Food choppers, whether they are electric or hand choppers, are a handy way to quickly chop food for many recipes. There are several styles to choose from, and a few tips to use in order to get the best results.
Choose a food chopper to buy. There are two basic kinds, though each has some variations. The least expensive are manual choppers. Most of these are shaped roughly like a cylinder, and you press down on the top to chop the food. They chop a small amount of food, like half an apple or half a medium-sized onion. There are also rectangular food choppers with an attachment on a hinge. The attachment has a set of blades arranged in squares, and when you put an item on top of the container and press down on the hinged panel, you cut the item into pieces which fall into the container. You can cut only a small amount at a time, but you can continue with more items quickly because the container holds more than you can chop in one slice. The second main type of food chopper is electric. These look like food processors, only smaller, and are made to chop from one to three cups of food at a time.

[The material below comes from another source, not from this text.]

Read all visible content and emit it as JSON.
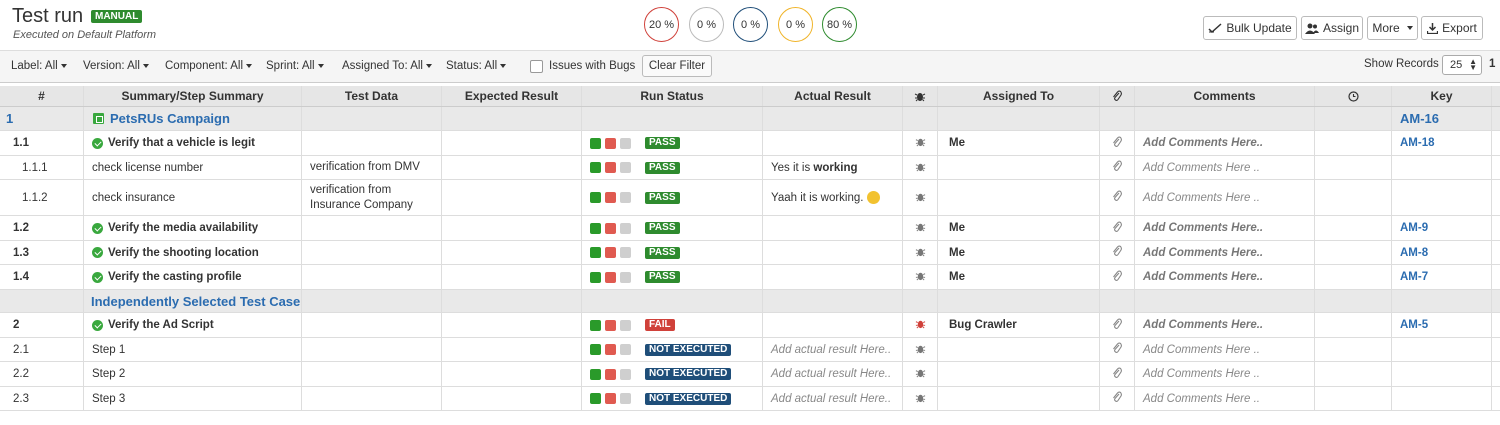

Pick a recipe and assemble ingredients. Many recipes that require food choppers are those that use vegetables or fruit. Garlic and onions are good foods to chop with a food chopper, as are tomatoes, carrots, celery, and apples. You can also chop nuts, and you can cut food into bite-sized pieces for toddlers to eat. If you are chopping vegetables and fruit, wash them first and cut them to a size that fits in the chopper you are using.

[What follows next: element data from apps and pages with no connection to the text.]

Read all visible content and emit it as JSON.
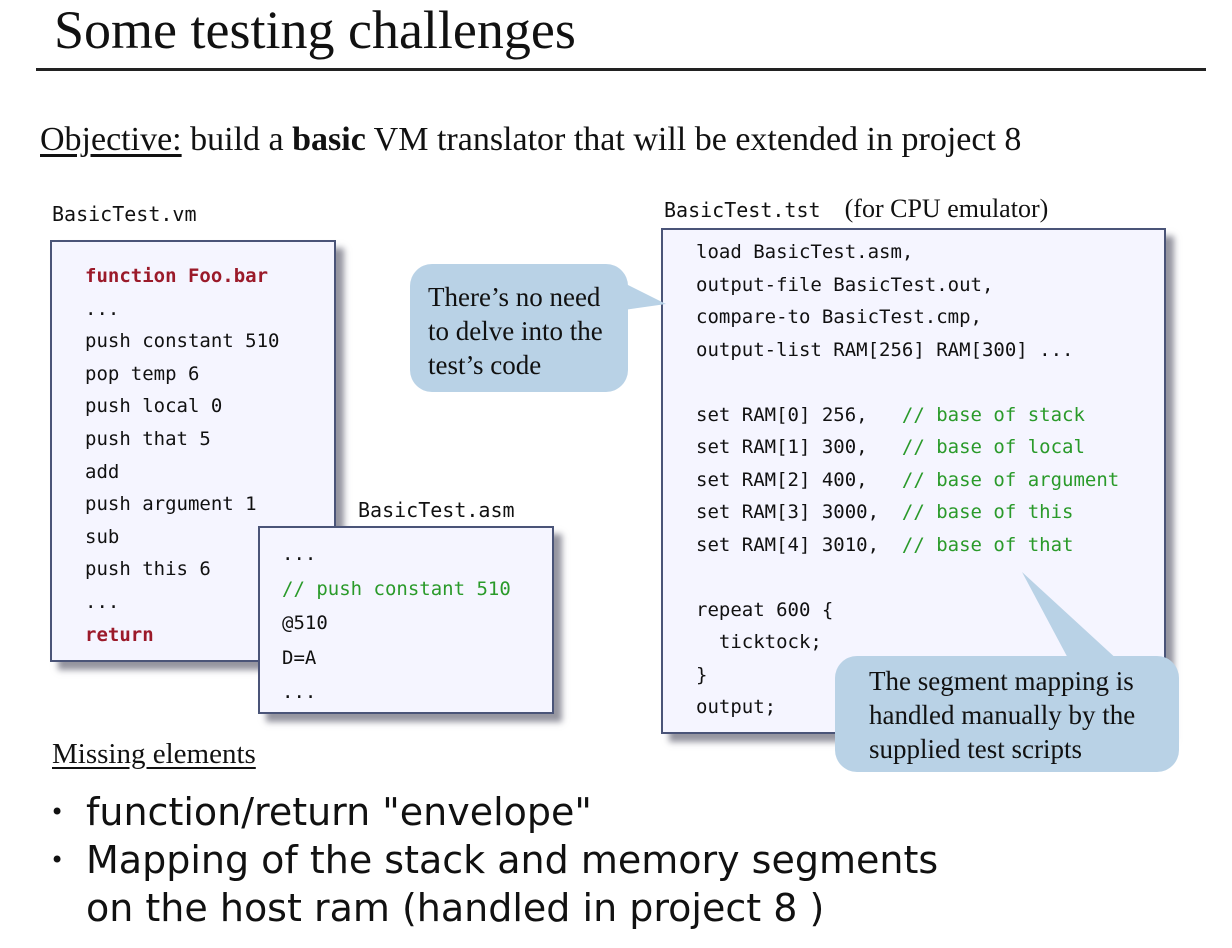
{
  "title": "Some testing challenges",
  "objective": {
    "label": "Objective:",
    "pre": " build a ",
    "bold": "basic",
    "post": " VM translator that will be extended in project 8"
  },
  "vm_file": {
    "name": "BasicTest.vm",
    "lines": [
      {
        "text": "function Foo.bar",
        "style": "kw"
      },
      {
        "text": "...",
        "style": ""
      },
      {
        "text": "push constant 510",
        "style": ""
      },
      {
        "text": "pop temp 6",
        "style": ""
      },
      {
        "text": "push local 0",
        "style": ""
      },
      {
        "text": "push that 5",
        "style": ""
      },
      {
        "text": "add",
        "style": ""
      },
      {
        "text": "push argument 1",
        "style": ""
      },
      {
        "text": "sub",
        "style": ""
      },
      {
        "text": "push this 6",
        "style": ""
      },
      {
        "text": "...",
        "style": ""
      },
      {
        "text": "return",
        "style": "kw"
      }
    ]
  },
  "asm_file": {
    "name": "BasicTest.asm",
    "lines": [
      {
        "text": "...",
        "style": ""
      },
      {
        "text": "// push constant 510",
        "style": "cm"
      },
      {
        "text": "@510",
        "style": ""
      },
      {
        "text": "D=A",
        "style": ""
      },
      {
        "text": "...",
        "style": ""
      }
    ]
  },
  "tst_file": {
    "name": "BasicTest.tst",
    "note": "(for CPU emulator)",
    "lines": [
      {
        "code": "load BasicTest.asm,",
        "comment": ""
      },
      {
        "code": "output-file BasicTest.out,",
        "comment": ""
      },
      {
        "code": "compare-to BasicTest.cmp,",
        "comment": ""
      },
      {
        "code": "output-list RAM[256] RAM[300] ...",
        "comment": ""
      },
      {
        "code": "",
        "comment": ""
      },
      {
        "code": "set RAM[0] 256,   ",
        "comment": "// base of stack"
      },
      {
        "code": "set RAM[1] 300,   ",
        "comment": "// base of local"
      },
      {
        "code": "set RAM[2] 400,   ",
        "comment": "// base of argument"
      },
      {
        "code": "set RAM[3] 3000,  ",
        "comment": "// base of this"
      },
      {
        "code": "set RAM[4] 3010,  ",
        "comment": "// base of that"
      },
      {
        "code": "",
        "comment": ""
      },
      {
        "code": "repeat 600 {",
        "comment": ""
      },
      {
        "code": "  ticktock;",
        "comment": ""
      },
      {
        "code": "}",
        "comment": ""
      },
      {
        "code": "output;",
        "comment": ""
      }
    ]
  },
  "callout_test_code": "There’s no need\nto delve into the\ntest’s code",
  "callout_segment": "The segment mapping is\nhandled manually by the\nsupplied test scripts",
  "missing_heading": "Missing elements",
  "bullets": [
    {
      "lines": [
        "function/return \"envelope\""
      ]
    },
    {
      "lines": [
        "Mapping of the stack and memory segments",
        "on the host ram (handled in project 8 )"
      ]
    }
  ],
  "colors": {
    "keyword": "#9b1a2a",
    "comment": "#2a9a2a",
    "callout": "#b9d2e6",
    "box_border": "#4a5478",
    "box_bg": "#f5f5ff"
  },
  "icons": [
    "bullet-dot"
  ]
}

Chop the food. Even with electric food choppers, you may only be able to chop a portion of the ingredients at a time. With a hand chopper, you can only do a handful at once. Experiment to determine the placement that works best. With electric food choppers, the placement may not matter as long as the items fit in the chopping container. But with hand choppers, it may make a difference whether you put the skin side up or down, for example.
- You will get the best results with items of a certain size. Having a chopper doesn't mean you never use your knife again, but food choppers will save time and yield uniformly sized pieces. Some trial and error may be necessary until you get used to your chopper. Depending on the recipe, you may need to chop each ingredient separately rather than just throwing them in all together.

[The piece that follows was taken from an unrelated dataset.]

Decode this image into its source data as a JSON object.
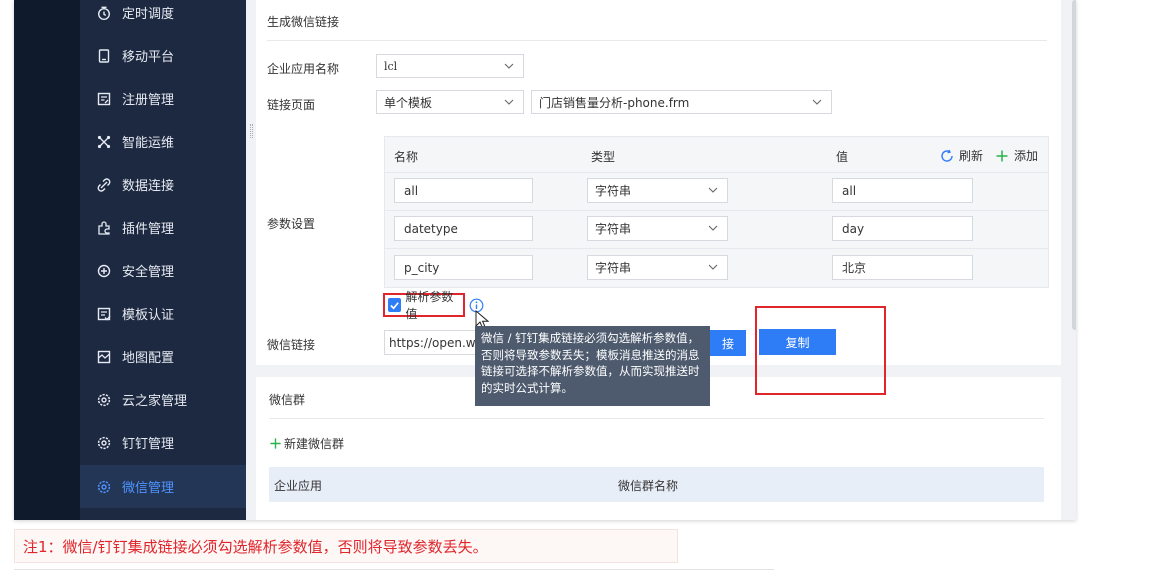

Melissa Worcester is a mom, freelance writer and graphic designer. She has been writing professionally for over 18 years and earning a part-time income writing for various websites since 2007. She writes about technology issues, business and marketing, home improvement, education and family topics and assists in her husband's home remodeling business. Worcester has a Bachelor of Arts in communications and psychology from Syracuse University.